Agile Protein Interaction DataAnalyzer (APID) design tries to be as simple and light as possible keeping the minimal information to provide a correct and easy access to all included data sets. This design follows the software engineering methodology named ‘agile’ (13
), that embraces software development using lightweight and adaptable methods. In this way, agile methods demand the idea of evolutionary design and seek to assume changes, allowing them to occur along all the live cycle of a product. Changes are controlled and easy to implement and the attitude of the designer is to enable them. APID has been designed following this strategy to achieve the purpose of a useful and active integration of the protein–protein interaction source databases included.
All the work has been developed in Java programming language (http://java.sun.com/
), and a J2EE architecture has been used to built the web interface and the applet graphic tool described below. For the parsing of source data we have used SAX and DOM Java programs to extract the information from the XML files, and JDBC programs to insert the processed data in the server. After the parsing efforts we still found problems to unify all the source data, being the main obstacle the heterogeneous and multiple protein identifiers given by the different sources, that many times cause false disjunction and incoherence in the data. To solve it we used the proteins sequences as the most unique and biological meaningful ‘protein code’, that allowed a good unification using algorithm BLAST2 (14
) to find in UniProt each protein given by the source databases. Once a protein was recognized based on sequence alignment, we linked to it a univocal UniProt code. Together with the protein univocal code to obtain a coherent and uniform data, we also had to reach coherence about the experimental method or methods that validate any given interaction. The identification of the method also allows to find the existing consensus or agreement between the different databases for any given interaction. In this way, we have obtained a protocol able to store and unify protein interaction databases in a clear uniform structure, maintaining the integrity of the data and correcting some existing failures found in the original files.
Following the described strategy, the data unification has been done based on three key reference identifiers (IDs): (i) UniProt ID (i.e. UniProt accession number), to allow a specific identification of each protein and a direct link to its sequence and to the rest of the curated protein information included in UniProt (15
); (ii) PSI-MI ID, to unify the experimental methods used in different publications to a common terminology developed by PSI-MI (16
) (i.e. to a controlled vocabulary with standard identifiers); (iii) PubMed ID (PMID), to link each interaction validated by a given experimental method to a specific PubMed literature reference, and also to assign experimental method identifiers to the PubMed publications that describe each method.

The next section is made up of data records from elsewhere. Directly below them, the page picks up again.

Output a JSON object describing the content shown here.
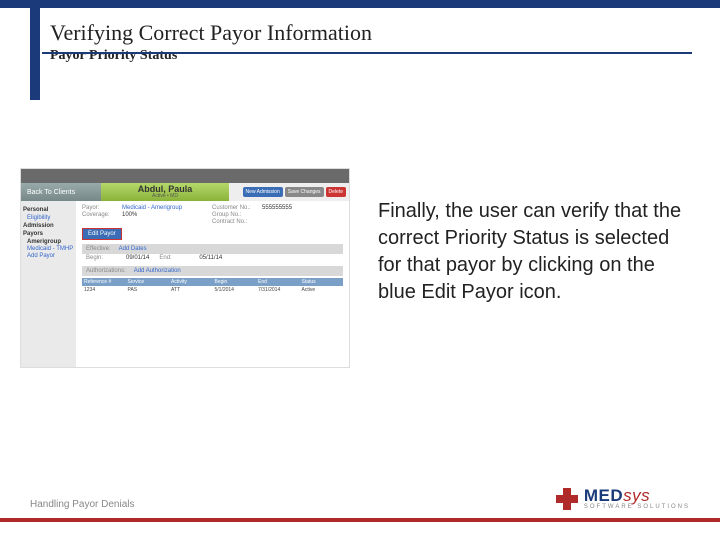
{
  "header": {
    "title": "Verifying Correct Payor Information",
    "subtitle": "Payor Priority Status"
  },
  "body_text": "Finally, the user can verify that the correct Priority Status is selected for that payor by clicking on the blue Edit Payor icon.",
  "footer": "Handling Payor Denials",
  "logo": {
    "brand": "MED",
    "brand2": "sys",
    "tagline": "SOFTWARE SOLUTIONS"
  },
  "app": {
    "back": "Back To Clients",
    "patient": {
      "name": "Abdul, Paula",
      "id": "Active • MD"
    },
    "buttons": {
      "new_admission": "New Admission",
      "save": "Save Changes",
      "delete": "Delete"
    },
    "sidebar": {
      "personal": "Personal",
      "eligibility": "Eligibility",
      "admission": "Admission",
      "payors": "Payors",
      "amerigroup": "Amerigroup",
      "medicaid": "Medicaid - TMHP",
      "add_payor": "Add Payor"
    },
    "details": {
      "payor_lbl": "Payor:",
      "payor_val": "Medicaid - Amerigroup",
      "cov_lbl": "Coverage:",
      "cov_val": "100%",
      "cust_lbl": "Customer No.:",
      "cust_val": "555555555",
      "group_lbl": "Group No.:",
      "group_val": "",
      "contract_lbl": "Contract No.:",
      "contract_val": "",
      "edit_payor": "Edit Payor",
      "eff_lbl": "Effective:",
      "add_dates": "Add Dates",
      "begin_lbl": "Begin:",
      "begin_val": "09/01/14",
      "end_lbl": "End:",
      "end_val": "05/11/14",
      "auth_lbl": "Authorizations:",
      "add_auth": "Add Authorization"
    },
    "table": {
      "h1": "Reference #",
      "h2": "Service",
      "h3": "Activity",
      "h4": "Begin",
      "h5": "End",
      "h6": "Status",
      "r": {
        "c1": "1234",
        "c2": "PAS",
        "c3": "ATT",
        "c4": "5/1/2014",
        "c5": "7/31/2014",
        "c6": "Active"
      }
    }
  }
}
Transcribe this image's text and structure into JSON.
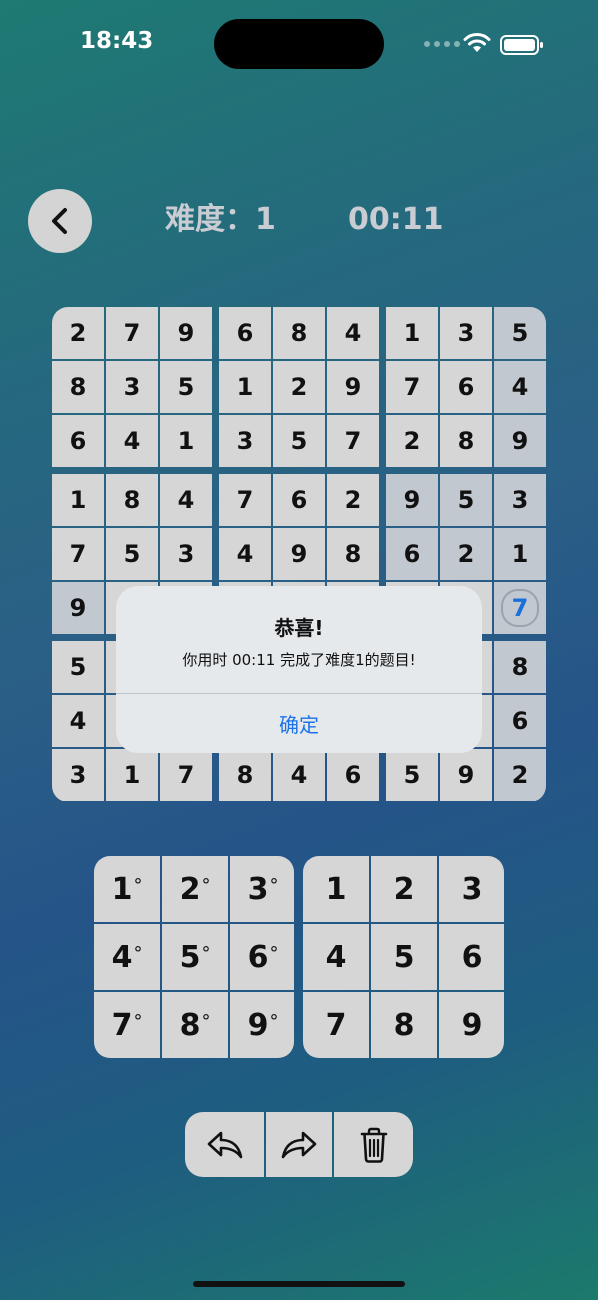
{
  "status_bar": {
    "time": "18:43",
    "wifi_icon": "wifi-icon",
    "battery_icon": "battery-icon"
  },
  "header": {
    "back_icon": "chevron-left-icon",
    "difficulty": "难度：1",
    "timer": "00:11"
  },
  "board": {
    "rows": [
      [
        "2",
        "7",
        "9",
        "6",
        "8",
        "4",
        "1",
        "3",
        "5"
      ],
      [
        "8",
        "3",
        "5",
        "1",
        "2",
        "9",
        "7",
        "6",
        "4"
      ],
      [
        "6",
        "4",
        "1",
        "3",
        "5",
        "7",
        "2",
        "8",
        "9"
      ],
      [
        "1",
        "8",
        "4",
        "7",
        "6",
        "2",
        "9",
        "5",
        "3"
      ],
      [
        "7",
        "5",
        "3",
        "4",
        "9",
        "8",
        "6",
        "2",
        "1"
      ],
      [
        "9",
        "",
        "",
        "",
        "",
        "",
        "",
        "",
        "7"
      ],
      [
        "5",
        "",
        "",
        "",
        "",
        "",
        "",
        "",
        "8"
      ],
      [
        "4",
        "",
        "",
        "",
        "",
        "",
        "",
        "",
        "6"
      ],
      [
        "3",
        "1",
        "7",
        "8",
        "4",
        "6",
        "5",
        "9",
        "2"
      ]
    ],
    "selected_value": "7"
  },
  "dialog": {
    "title": "恭喜!",
    "message": "你用时 00:11 完成了难度1的题目!",
    "ok_label": "确定"
  },
  "numpad": {
    "note_keys": [
      "1",
      "2",
      "3",
      "4",
      "5",
      "6",
      "7",
      "8",
      "9"
    ],
    "note_mark": "°",
    "value_keys": [
      "1",
      "2",
      "3",
      "4",
      "5",
      "6",
      "7",
      "8",
      "9"
    ]
  },
  "toolbar": {
    "undo_icon": "undo-icon",
    "redo_icon": "redo-icon",
    "delete_icon": "trash-icon"
  }
}
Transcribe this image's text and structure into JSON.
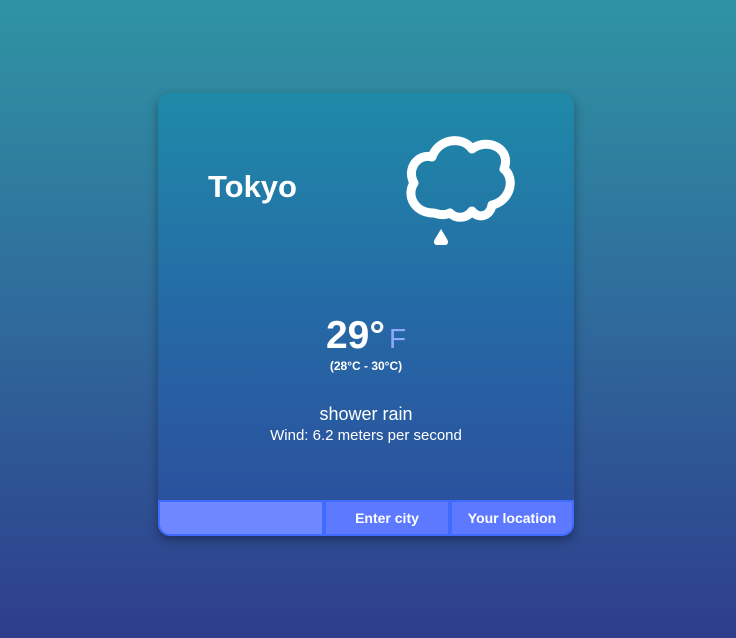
{
  "weather": {
    "city": "Tokyo",
    "icon": "shower-rain-icon",
    "temperature": "29°",
    "unit": "F",
    "range": "(28°C - 30°C)",
    "description": "shower rain",
    "wind": "Wind: 6.2 meters per second"
  },
  "controls": {
    "city_input_value": "",
    "city_input_placeholder": "",
    "enter_city_label": "Enter city",
    "your_location_label": "Your location"
  },
  "colors": {
    "accent": "#5c79ff",
    "input_bg": "#7088ff",
    "unit_color": "#8fa8ff"
  }
}
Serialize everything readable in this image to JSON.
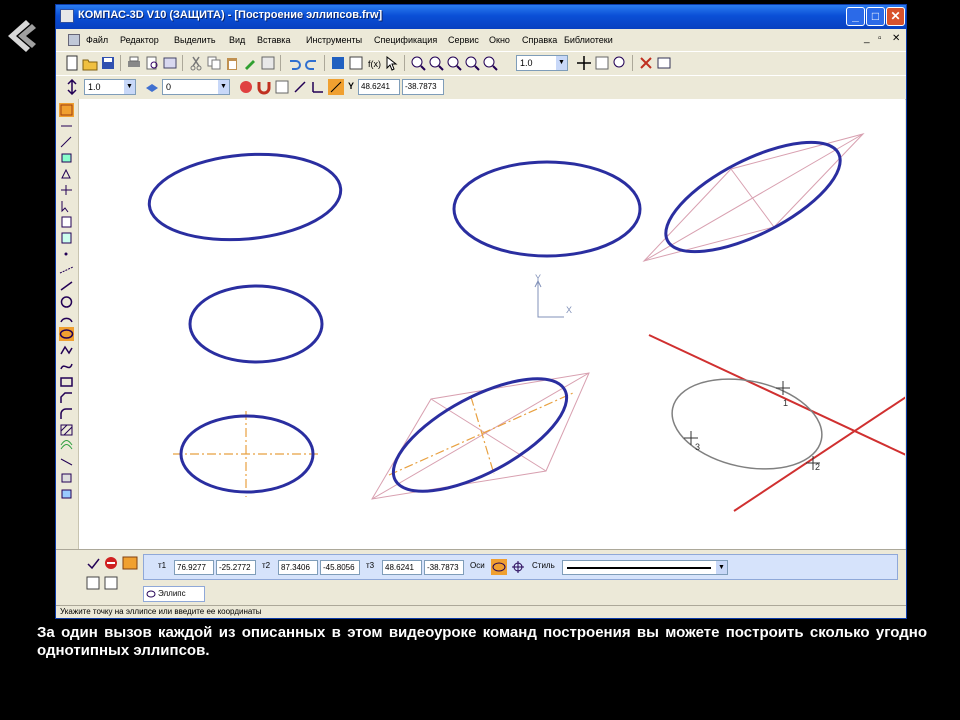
{
  "window": {
    "title": "КОМПАС-3D V10 (ЗАЩИТА) - [Построение эллипсов.frw]",
    "min_glyph": "_",
    "max_glyph": "□",
    "close_glyph": "✕"
  },
  "menu": {
    "items": [
      "Файл",
      "Редактор",
      "Выделить",
      "Вид",
      "Вставка",
      "Инструменты",
      "Спецификация",
      "Сервис",
      "Окно",
      "Справка",
      "Библиотеки"
    ],
    "mdi_controls": [
      "_",
      "▫",
      "✕"
    ]
  },
  "toolbar": {
    "zoom_value": "1.0",
    "style_value": "1.0",
    "layer_value": "0",
    "coord_x": "48.6241",
    "coord_y": "-38.7873",
    "coord_axis_label": "Y",
    "coord_unit_label": "X"
  },
  "canvas": {
    "axis_x_label": "X",
    "axis_y_label": "Y",
    "point_labels": [
      "1",
      "2",
      "3"
    ]
  },
  "properties": {
    "p1_label": "т1",
    "p1_x": "76.9277",
    "p1_y": "-25.2772",
    "p2_label": "т2",
    "p2_x": "87.3406",
    "p2_y": "-45.8056",
    "p3_label": "т3",
    "p3_x": "48.6241",
    "p3_y": "-38.7873",
    "axes_label": "Оси",
    "style_label": "Стиль",
    "tab_label": "Эллипс"
  },
  "status": {
    "hint": "Укажите точку на эллипсе или введите ее координаты"
  },
  "caption": {
    "text": "За один вызов каждой из описанных в этом видеоуроке команд построения вы можете построить сколько угодно однотипных эллипсов."
  },
  "colors": {
    "ellipse": "#2a2ea0",
    "construction": "#d8a0b0",
    "tangent": "#d03030",
    "axis_dash": "#e8a040",
    "phantom": "#808080"
  }
}
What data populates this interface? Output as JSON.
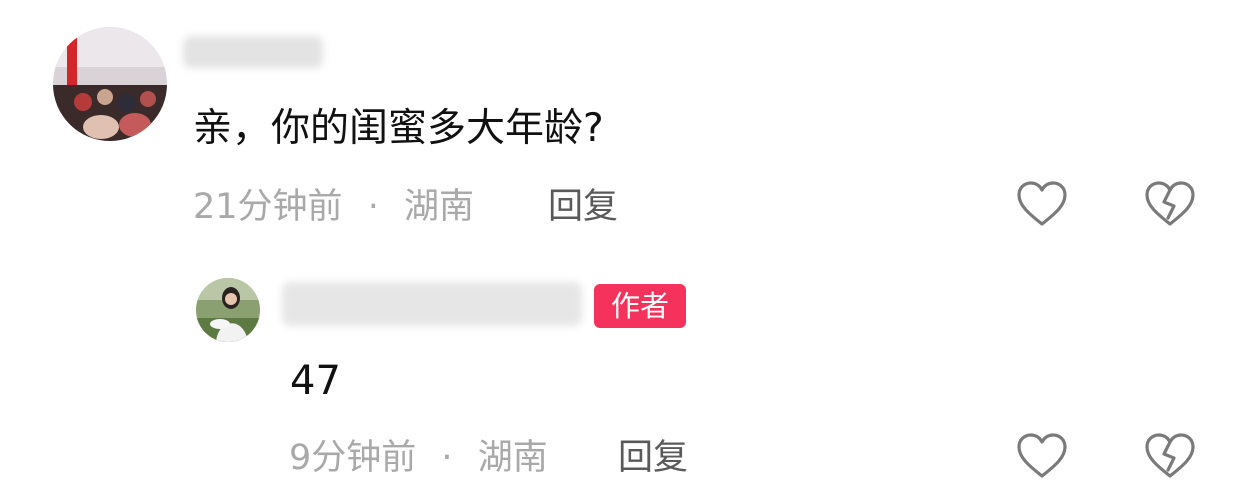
{
  "comments": [
    {
      "text": "亲，你的闺蜜多大年龄?",
      "time": "21分钟前",
      "separator": "·",
      "location": "湖南",
      "reply_label": "回复",
      "like_icon": "heart-outline-icon",
      "dislike_icon": "broken-heart-outline-icon"
    }
  ],
  "reply": {
    "badge": "作者",
    "text": "47",
    "time": "9分钟前",
    "separator": "·",
    "location": "湖南",
    "reply_label": "回复",
    "like_icon": "heart-outline-icon",
    "dislike_icon": "broken-heart-outline-icon"
  },
  "colors": {
    "badge_bg": "#f5325c",
    "meta_text": "#a9a9a9",
    "reply_text": "#5a5a5a",
    "icon_stroke": "#7a7a7a",
    "body_text": "#111111"
  }
}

These main key identifiers constitute a simple information core that makes APID an agile tool to access and search through the interactomes.
At present, APID integrates data coming from five main source databases: BIND (10
), DIP (11
), HPRD (Human Protein Reference Database) (17
), IntAct (Database system and analysis tools for protein interaction data) (12
) and MINT (Molecular Interactions Database) (18
). The data included in APID coming from these source databases correspond only to protein–protein interactions (i.e. not interactions of proteins with other ligands like DNA and the like) and the interactions have to be experimentally validated with a PubMed reference given. At the same time, as indicated above each protein has to be identified by its sequence and its UniProt code. In all cases, the web tool includes for each interaction links to the original files of the source databases, and to the PubMed references that validated each interaction. Finally, each protein includes links to the corresponding UniProt file and to other related databases [like InterPro, Pfam, Gene Ontology (GO), Ensembl, NCBI Gene].